> _What is expected_:
All lines of the listing that contain "Summary" should be shown in full.
+++
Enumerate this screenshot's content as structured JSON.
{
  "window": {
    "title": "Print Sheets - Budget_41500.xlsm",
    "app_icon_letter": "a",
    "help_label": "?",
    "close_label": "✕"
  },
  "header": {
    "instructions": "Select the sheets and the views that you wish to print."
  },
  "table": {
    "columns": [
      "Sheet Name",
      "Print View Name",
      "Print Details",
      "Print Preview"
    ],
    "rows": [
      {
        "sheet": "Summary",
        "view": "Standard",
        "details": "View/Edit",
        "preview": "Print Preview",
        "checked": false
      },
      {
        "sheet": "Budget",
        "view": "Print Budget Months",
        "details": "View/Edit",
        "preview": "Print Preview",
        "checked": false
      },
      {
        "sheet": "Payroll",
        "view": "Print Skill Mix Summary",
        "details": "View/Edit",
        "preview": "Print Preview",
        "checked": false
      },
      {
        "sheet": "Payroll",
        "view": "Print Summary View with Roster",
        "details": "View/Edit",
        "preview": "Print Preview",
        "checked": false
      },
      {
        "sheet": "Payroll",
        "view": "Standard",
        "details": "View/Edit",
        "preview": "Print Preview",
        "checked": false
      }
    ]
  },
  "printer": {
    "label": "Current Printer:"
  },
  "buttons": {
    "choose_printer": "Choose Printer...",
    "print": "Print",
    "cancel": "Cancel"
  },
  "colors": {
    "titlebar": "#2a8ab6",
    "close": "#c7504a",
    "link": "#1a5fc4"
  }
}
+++
> _Response_:
        "sheet": "Summary",
        "view": "Print Skill Mix Summary",
        "view": "Print Summary View with Roster",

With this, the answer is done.